The Pros and Cons of Playing the Lottery

A lottery is a method of raising money in which tickets are sold and a drawing held for prizes. It is one of the most popular forms of gambling and has been used for centuries to raise funds for various public purposes, including education. It is often criticized for its addictive nature, the fact that it can cause poverty and for its negative impact on society as a whole.

Generally, the odds of winning a lottery are slim. A winner takes home a prize in proportion to the number of tickets purchased. In the United States, for example, the chance of choosing six numbers correctly out of forty-nine is approximately fourteen million to one. As such, it’s no surprise that lottery games have a reputation for being rigged. Nevertheless, many people continue to play, and some even become addicted.

In order to improve your chances of winning, there are several things you can do. One is to choose a game that has not had too many winners recently. This will reduce the competition and increase your odds of winning. Another thing to do is to experiment with different strategies. For instance, you can try to find patterns in the winning numbers by buying cheap tickets and studying them. Eventually, you should be able to develop a strategy that works for you.

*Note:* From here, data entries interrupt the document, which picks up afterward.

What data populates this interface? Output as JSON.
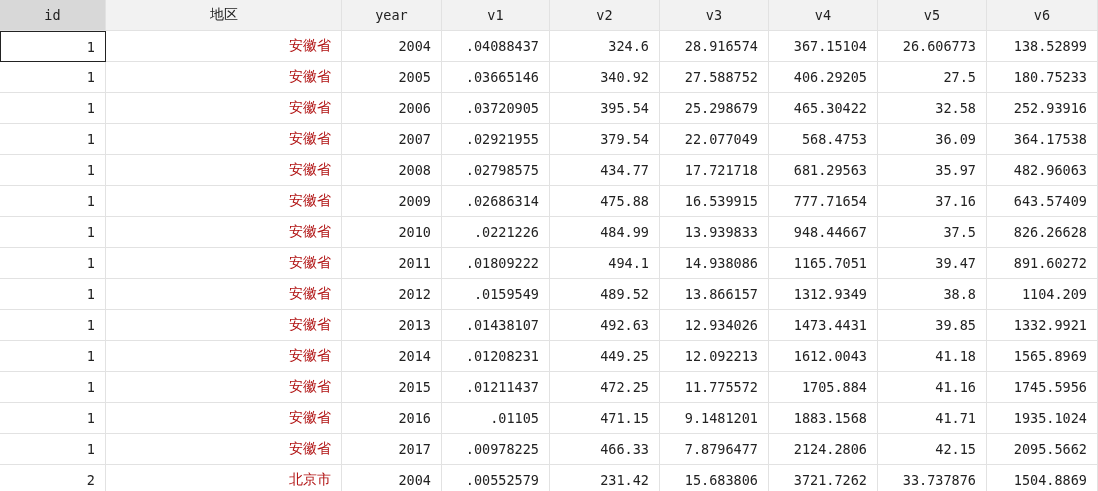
{
  "table": {
    "columns": [
      {
        "label": "id",
        "selected": true
      },
      {
        "label": "地区",
        "selected": false
      },
      {
        "label": "year",
        "selected": false
      },
      {
        "label": "v1",
        "selected": false
      },
      {
        "label": "v2",
        "selected": false
      },
      {
        "label": "v3",
        "selected": false
      },
      {
        "label": "v4",
        "selected": false
      },
      {
        "label": "v5",
        "selected": false
      },
      {
        "label": "v6",
        "selected": false
      }
    ],
    "rows": [
      {
        "selected": true,
        "cells": [
          "1",
          "安徽省",
          "2004",
          ".04088437",
          "324.6",
          "28.916574",
          "367.15104",
          "26.606773",
          "138.52899"
        ]
      },
      {
        "selected": false,
        "cells": [
          "1",
          "安徽省",
          "2005",
          ".03665146",
          "340.92",
          "27.588752",
          "406.29205",
          "27.5",
          "180.75233"
        ]
      },
      {
        "selected": false,
        "cells": [
          "1",
          "安徽省",
          "2006",
          ".03720905",
          "395.54",
          "25.298679",
          "465.30422",
          "32.58",
          "252.93916"
        ]
      },
      {
        "selected": false,
        "cells": [
          "1",
          "安徽省",
          "2007",
          ".02921955",
          "379.54",
          "22.077049",
          "568.4753",
          "36.09",
          "364.17538"
        ]
      },
      {
        "selected": false,
        "cells": [
          "1",
          "安徽省",
          "2008",
          ".02798575",
          "434.77",
          "17.721718",
          "681.29563",
          "35.97",
          "482.96063"
        ]
      },
      {
        "selected": false,
        "cells": [
          "1",
          "安徽省",
          "2009",
          ".02686314",
          "475.88",
          "16.539915",
          "777.71654",
          "37.16",
          "643.57409"
        ]
      },
      {
        "selected": false,
        "cells": [
          "1",
          "安徽省",
          "2010",
          ".0221226",
          "484.99",
          "13.939833",
          "948.44667",
          "37.5",
          "826.26628"
        ]
      },
      {
        "selected": false,
        "cells": [
          "1",
          "安徽省",
          "2011",
          ".01809222",
          "494.1",
          "14.938086",
          "1165.7051",
          "39.47",
          "891.60272"
        ]
      },
      {
        "selected": false,
        "cells": [
          "1",
          "安徽省",
          "2012",
          ".0159549",
          "489.52",
          "13.866157",
          "1312.9349",
          "38.8",
          "1104.209"
        ]
      },
      {
        "selected": false,
        "cells": [
          "1",
          "安徽省",
          "2013",
          ".01438107",
          "492.63",
          "12.934026",
          "1473.4431",
          "39.85",
          "1332.9921"
        ]
      },
      {
        "selected": false,
        "cells": [
          "1",
          "安徽省",
          "2014",
          ".01208231",
          "449.25",
          "12.092213",
          "1612.0043",
          "41.18",
          "1565.8969"
        ]
      },
      {
        "selected": false,
        "cells": [
          "1",
          "安徽省",
          "2015",
          ".01211437",
          "472.25",
          "11.775572",
          "1705.884",
          "41.16",
          "1745.5956"
        ]
      },
      {
        "selected": false,
        "cells": [
          "1",
          "安徽省",
          "2016",
          ".01105",
          "471.15",
          "9.1481201",
          "1883.1568",
          "41.71",
          "1935.1024"
        ]
      },
      {
        "selected": false,
        "cells": [
          "1",
          "安徽省",
          "2017",
          ".00978225",
          "466.33",
          "7.8796477",
          "2124.2806",
          "42.15",
          "2095.5662"
        ]
      },
      {
        "selected": false,
        "cells": [
          "2",
          "北京市",
          "2004",
          ".00552579",
          "231.42",
          "15.683806",
          "3721.7262",
          "33.737876",
          "1504.8869"
        ]
      }
    ]
  }
}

Lotteries are also an excellent source of tax revenue, which can help to offset the cost of government services and programs. They are particularly useful during periods of economic stress, when state governments are seeking to cut spending or raise taxes. Lotteries are also popular in the United States, with 75% of adults and 82% of teenagers expressing a favorable opinion of them.

While there is a wide range of opinions on how the proceeds of a lottery should be spent, most agree that they should be used for education, community development, and public health and safety. Some also support using them to promote social welfare and civic virtues, such as volunteerism and civic engagement.

Many critics of the lottery point out that it is a form of addiction, and that its popularity is often based on irrational beliefs in chance and a false sense of security. They argue that the proceeds of a lottery are better spent on social service programs that can address underlying problems, such as housing or educational inequity.

In addition to the issues raised by these critics, other concerns about lotteries include their promotion of gambling, and the fact that they are largely driven by profit rather than public good. Because they are run as businesses with a focus on increasing revenues, they must advertise and target specific groups of people in order to grow their profits. This can lead to negative consequences, such as promoting gambling among the poor and problem gamblers, and it may be at cross-purposes with a state’s stated goals and values.